*** Begin section ***

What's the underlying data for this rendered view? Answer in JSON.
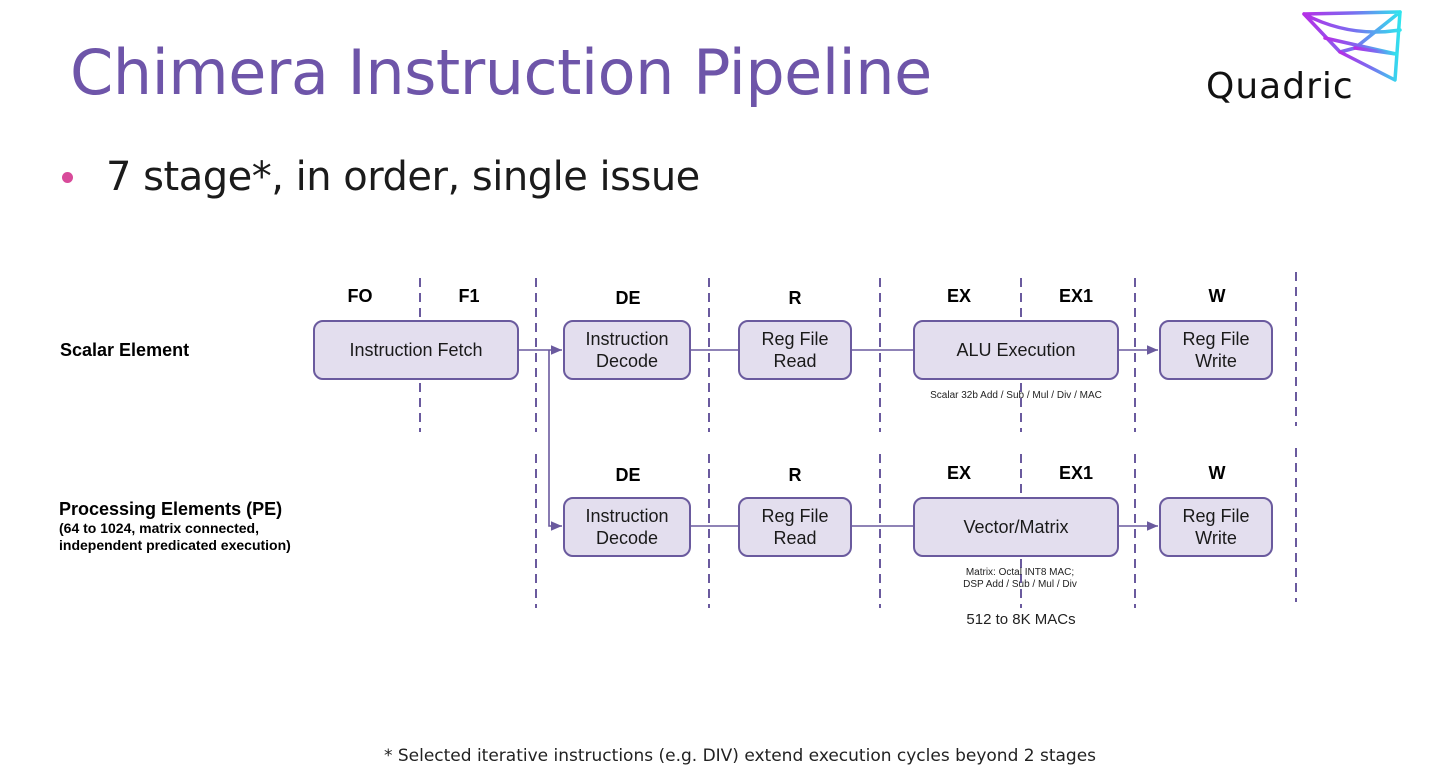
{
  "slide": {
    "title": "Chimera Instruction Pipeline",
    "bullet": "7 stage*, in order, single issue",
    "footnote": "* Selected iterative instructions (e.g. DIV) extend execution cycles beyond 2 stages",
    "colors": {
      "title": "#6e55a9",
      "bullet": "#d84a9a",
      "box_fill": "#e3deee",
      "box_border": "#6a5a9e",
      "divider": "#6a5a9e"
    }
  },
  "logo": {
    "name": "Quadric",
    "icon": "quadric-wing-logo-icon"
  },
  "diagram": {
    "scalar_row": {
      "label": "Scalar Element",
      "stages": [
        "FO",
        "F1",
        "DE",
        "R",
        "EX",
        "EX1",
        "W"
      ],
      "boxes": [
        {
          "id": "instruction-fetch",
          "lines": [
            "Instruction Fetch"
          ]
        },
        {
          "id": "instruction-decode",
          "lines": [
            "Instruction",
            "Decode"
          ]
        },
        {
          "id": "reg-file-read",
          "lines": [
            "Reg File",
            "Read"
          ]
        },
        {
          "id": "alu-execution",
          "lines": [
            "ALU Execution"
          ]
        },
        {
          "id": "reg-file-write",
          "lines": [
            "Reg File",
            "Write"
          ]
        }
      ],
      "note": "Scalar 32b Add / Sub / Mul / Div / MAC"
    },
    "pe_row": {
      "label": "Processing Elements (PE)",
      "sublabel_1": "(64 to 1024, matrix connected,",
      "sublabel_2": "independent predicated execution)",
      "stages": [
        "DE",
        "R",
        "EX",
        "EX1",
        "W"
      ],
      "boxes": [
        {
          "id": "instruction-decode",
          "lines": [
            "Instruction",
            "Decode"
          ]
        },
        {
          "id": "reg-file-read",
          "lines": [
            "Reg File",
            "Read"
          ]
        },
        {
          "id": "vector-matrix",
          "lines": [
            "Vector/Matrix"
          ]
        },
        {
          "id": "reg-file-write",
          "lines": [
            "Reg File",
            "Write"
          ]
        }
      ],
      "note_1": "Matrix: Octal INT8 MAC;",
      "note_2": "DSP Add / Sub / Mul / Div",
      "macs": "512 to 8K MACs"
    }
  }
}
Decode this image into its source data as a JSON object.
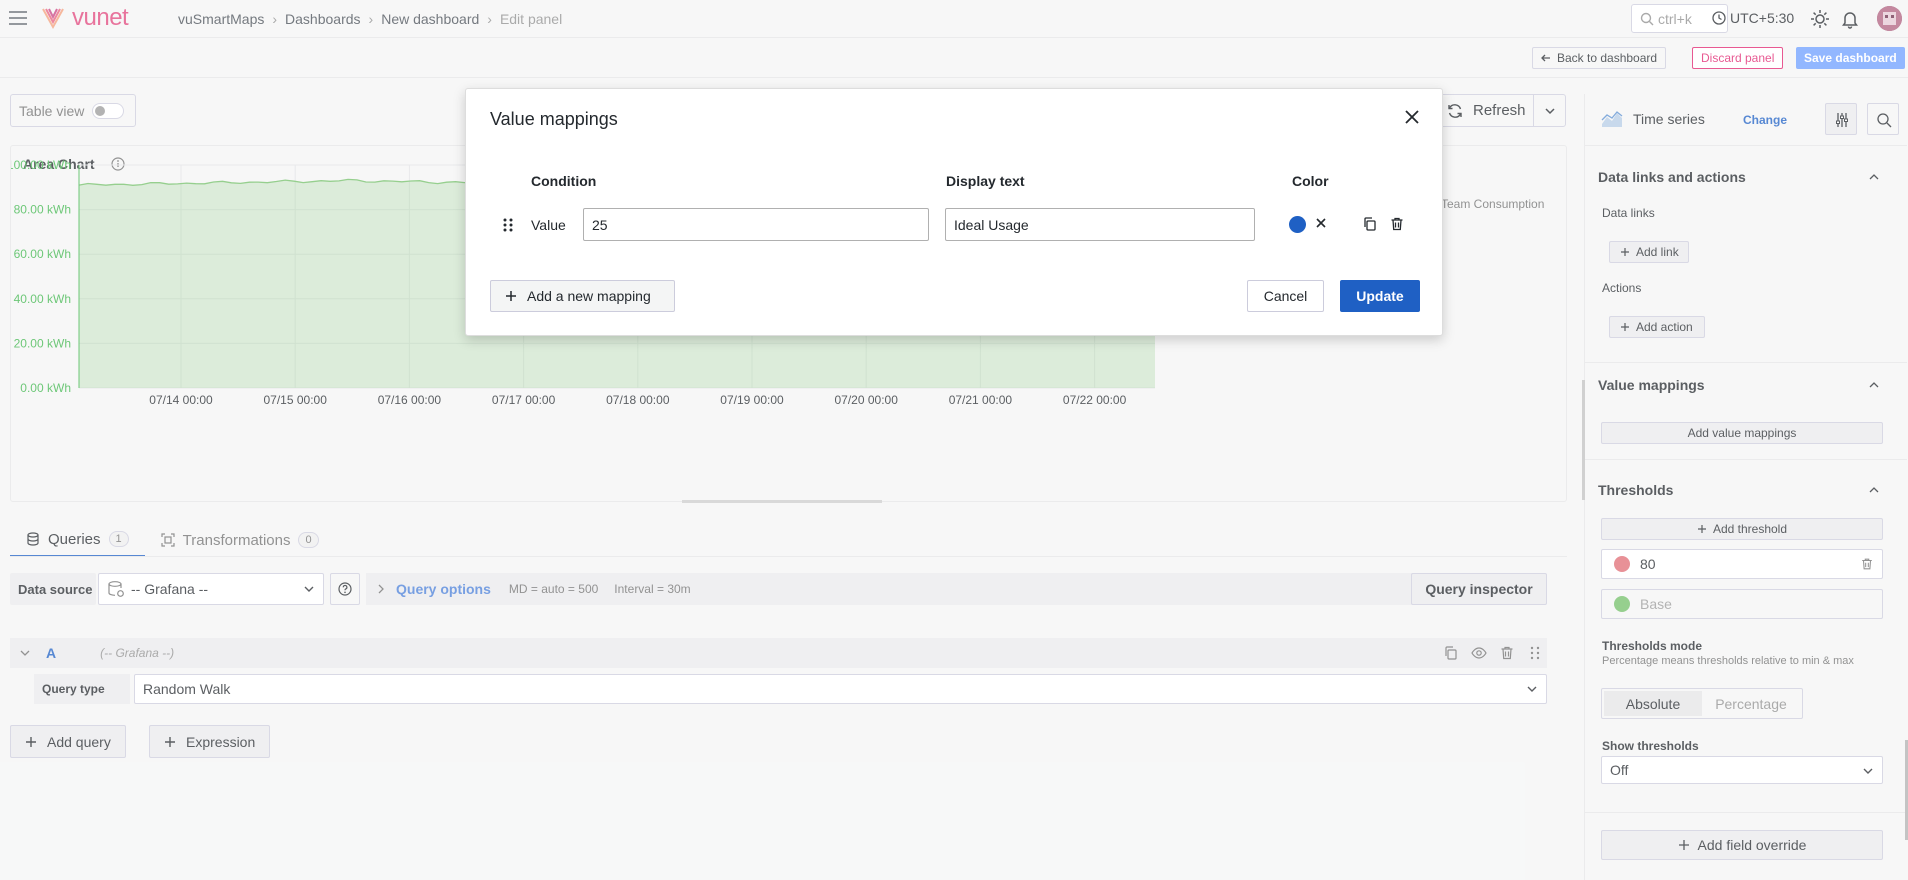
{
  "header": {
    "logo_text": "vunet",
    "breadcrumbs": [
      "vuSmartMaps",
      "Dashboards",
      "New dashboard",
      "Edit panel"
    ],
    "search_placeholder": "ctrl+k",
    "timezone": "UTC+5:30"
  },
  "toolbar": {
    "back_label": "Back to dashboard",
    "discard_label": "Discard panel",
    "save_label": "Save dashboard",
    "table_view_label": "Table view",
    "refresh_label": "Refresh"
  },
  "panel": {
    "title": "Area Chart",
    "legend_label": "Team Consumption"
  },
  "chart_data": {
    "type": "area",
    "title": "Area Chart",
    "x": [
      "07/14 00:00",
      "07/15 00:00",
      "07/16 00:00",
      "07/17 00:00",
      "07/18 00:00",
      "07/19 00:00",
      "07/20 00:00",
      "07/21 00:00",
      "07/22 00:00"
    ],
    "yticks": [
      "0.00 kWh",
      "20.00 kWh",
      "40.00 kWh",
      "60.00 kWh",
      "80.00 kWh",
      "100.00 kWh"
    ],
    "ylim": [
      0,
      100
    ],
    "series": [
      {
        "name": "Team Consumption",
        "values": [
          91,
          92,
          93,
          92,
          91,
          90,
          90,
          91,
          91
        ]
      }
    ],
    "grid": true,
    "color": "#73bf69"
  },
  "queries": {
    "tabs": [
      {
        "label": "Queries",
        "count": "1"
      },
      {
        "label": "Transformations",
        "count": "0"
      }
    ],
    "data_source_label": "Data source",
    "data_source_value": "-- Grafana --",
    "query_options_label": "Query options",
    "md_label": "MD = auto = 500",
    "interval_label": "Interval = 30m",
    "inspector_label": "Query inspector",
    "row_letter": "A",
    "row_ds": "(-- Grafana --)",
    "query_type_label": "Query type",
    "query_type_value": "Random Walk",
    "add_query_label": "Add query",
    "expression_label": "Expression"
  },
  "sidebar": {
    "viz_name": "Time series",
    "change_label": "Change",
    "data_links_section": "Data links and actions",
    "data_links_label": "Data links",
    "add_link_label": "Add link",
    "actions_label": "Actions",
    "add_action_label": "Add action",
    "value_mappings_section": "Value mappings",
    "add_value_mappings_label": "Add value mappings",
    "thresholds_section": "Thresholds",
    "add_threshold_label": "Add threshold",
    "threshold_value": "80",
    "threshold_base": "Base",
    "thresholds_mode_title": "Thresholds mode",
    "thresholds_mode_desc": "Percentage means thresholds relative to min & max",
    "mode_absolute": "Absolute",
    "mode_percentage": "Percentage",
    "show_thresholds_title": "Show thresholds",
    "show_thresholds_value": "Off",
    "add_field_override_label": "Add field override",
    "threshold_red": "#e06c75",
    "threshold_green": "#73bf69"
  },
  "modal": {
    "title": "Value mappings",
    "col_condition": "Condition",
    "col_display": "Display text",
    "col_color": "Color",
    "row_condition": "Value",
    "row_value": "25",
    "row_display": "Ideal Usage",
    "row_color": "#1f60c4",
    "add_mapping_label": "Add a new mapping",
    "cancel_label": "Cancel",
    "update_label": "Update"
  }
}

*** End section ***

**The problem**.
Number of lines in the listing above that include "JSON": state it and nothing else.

**Answer to this exercise**.
2